- WORK INSTRUCTIONS -
Pull out every line below containing the word "management".

- SUPPLIED DATA -
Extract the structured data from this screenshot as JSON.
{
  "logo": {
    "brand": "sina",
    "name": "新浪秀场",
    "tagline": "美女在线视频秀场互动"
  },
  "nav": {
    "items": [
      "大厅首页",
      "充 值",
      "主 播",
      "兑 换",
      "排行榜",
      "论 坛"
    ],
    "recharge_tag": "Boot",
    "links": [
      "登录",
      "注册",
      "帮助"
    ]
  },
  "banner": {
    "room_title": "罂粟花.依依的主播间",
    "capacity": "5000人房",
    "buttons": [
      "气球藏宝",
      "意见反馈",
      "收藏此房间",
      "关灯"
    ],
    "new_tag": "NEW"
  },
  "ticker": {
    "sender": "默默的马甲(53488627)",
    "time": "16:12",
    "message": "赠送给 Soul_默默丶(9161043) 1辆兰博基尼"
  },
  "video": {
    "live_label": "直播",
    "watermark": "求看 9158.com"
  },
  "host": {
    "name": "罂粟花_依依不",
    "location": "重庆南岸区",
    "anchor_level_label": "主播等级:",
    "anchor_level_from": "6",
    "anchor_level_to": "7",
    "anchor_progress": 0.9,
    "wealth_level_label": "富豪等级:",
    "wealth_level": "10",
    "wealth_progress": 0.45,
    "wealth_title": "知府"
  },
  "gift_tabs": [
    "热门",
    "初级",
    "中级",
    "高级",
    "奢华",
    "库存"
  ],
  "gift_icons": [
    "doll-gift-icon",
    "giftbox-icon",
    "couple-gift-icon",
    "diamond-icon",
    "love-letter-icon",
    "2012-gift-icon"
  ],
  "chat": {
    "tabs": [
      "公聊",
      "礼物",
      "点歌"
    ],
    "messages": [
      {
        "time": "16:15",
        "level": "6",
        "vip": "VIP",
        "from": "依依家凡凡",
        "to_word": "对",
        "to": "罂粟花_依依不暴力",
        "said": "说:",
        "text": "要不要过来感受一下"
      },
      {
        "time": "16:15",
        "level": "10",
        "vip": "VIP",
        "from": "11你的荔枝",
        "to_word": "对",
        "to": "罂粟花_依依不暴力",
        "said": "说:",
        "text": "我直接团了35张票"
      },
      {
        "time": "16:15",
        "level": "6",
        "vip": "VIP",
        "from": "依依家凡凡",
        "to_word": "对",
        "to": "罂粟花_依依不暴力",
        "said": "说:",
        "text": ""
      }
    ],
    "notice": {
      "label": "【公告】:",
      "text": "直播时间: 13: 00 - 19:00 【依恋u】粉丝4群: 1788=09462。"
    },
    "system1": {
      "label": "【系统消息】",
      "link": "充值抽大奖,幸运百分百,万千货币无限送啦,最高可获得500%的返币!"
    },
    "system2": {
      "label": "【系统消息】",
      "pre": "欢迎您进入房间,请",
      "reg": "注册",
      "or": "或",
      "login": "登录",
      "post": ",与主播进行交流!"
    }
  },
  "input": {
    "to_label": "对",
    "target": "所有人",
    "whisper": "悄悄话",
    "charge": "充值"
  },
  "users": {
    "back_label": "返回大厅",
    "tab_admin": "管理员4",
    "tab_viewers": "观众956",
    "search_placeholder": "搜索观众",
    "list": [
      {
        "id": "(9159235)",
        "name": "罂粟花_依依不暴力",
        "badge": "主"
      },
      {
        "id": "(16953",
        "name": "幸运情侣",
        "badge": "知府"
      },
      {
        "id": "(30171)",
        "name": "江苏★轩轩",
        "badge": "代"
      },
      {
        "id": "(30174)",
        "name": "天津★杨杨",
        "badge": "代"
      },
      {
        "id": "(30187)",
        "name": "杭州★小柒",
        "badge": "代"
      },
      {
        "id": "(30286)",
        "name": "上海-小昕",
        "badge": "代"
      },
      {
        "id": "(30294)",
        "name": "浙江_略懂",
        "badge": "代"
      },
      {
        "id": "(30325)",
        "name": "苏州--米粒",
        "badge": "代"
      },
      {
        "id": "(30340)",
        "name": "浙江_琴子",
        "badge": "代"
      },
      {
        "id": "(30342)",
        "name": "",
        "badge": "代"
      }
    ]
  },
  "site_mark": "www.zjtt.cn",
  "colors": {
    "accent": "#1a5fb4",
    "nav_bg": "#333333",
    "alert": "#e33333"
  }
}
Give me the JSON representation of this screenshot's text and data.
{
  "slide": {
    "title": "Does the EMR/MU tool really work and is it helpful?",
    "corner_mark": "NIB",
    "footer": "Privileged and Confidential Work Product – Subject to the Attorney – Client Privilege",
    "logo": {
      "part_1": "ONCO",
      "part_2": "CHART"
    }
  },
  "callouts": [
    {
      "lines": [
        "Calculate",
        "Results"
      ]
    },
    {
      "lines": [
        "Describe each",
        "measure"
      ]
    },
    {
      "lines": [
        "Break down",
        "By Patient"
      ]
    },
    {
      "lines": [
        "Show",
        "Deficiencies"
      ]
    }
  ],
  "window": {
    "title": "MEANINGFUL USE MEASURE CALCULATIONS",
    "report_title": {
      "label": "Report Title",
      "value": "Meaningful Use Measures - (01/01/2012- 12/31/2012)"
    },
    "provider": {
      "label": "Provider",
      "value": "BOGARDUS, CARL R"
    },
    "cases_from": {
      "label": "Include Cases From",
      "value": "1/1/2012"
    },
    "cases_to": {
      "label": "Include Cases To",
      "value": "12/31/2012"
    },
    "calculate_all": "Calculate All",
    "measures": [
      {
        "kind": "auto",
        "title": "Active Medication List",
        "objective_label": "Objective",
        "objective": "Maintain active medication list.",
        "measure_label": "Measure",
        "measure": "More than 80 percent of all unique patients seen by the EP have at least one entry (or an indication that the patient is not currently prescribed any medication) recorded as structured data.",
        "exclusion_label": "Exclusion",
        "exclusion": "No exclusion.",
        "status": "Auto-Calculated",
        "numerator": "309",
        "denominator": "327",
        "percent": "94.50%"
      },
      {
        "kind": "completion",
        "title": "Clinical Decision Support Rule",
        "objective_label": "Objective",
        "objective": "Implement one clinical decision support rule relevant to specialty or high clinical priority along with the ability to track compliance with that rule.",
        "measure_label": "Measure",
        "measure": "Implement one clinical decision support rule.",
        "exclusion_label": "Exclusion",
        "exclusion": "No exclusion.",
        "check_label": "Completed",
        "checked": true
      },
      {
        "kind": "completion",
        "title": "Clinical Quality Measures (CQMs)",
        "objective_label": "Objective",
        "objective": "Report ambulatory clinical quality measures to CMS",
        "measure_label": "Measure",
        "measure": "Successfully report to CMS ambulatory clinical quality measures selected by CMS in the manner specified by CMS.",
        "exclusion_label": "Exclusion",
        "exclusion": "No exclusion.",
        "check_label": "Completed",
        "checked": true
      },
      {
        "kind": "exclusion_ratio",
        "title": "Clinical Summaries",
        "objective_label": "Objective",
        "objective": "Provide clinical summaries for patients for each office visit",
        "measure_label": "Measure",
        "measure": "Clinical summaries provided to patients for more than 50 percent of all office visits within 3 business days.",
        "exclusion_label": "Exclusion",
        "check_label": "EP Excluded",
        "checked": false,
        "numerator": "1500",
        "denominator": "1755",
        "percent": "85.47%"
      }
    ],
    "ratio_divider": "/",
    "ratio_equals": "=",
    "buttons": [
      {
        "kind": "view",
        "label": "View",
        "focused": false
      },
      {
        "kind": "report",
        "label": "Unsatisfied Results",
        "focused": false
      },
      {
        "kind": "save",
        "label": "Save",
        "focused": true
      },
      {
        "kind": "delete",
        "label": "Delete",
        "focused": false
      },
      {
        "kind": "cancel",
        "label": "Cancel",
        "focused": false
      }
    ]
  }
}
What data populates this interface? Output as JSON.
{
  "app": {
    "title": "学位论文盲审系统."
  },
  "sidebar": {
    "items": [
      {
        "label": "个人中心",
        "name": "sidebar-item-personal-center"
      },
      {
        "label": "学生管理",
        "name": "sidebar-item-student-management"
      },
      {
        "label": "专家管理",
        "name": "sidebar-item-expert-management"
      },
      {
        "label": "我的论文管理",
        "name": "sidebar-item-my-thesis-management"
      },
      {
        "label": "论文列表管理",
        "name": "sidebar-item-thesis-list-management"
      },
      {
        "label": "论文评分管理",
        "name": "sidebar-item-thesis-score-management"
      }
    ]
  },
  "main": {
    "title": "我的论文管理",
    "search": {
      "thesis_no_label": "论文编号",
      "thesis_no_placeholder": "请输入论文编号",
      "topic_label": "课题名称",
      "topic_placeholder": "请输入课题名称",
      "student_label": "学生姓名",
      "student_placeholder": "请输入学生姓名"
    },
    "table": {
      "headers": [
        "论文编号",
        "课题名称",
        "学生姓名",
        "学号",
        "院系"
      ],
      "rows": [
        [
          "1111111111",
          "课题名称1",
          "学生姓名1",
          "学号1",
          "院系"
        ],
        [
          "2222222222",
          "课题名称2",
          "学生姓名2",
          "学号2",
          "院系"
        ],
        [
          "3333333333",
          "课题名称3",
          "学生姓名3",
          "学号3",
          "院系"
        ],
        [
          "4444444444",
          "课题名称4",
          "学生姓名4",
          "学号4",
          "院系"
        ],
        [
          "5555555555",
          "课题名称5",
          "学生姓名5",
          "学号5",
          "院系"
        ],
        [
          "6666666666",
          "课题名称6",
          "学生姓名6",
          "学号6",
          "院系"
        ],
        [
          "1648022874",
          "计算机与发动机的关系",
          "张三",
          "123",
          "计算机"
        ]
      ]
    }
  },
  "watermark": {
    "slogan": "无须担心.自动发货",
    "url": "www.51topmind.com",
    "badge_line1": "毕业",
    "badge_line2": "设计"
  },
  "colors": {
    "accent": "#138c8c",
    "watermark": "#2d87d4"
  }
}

- OUTPUT FOR THIS EXERCISE -
        "name": "sidebar-item-student-management"
        "name": "sidebar-item-expert-management"
        "name": "sidebar-item-my-thesis-management"
        "name": "sidebar-item-thesis-list-management"
        "name": "sidebar-item-thesis-score-management"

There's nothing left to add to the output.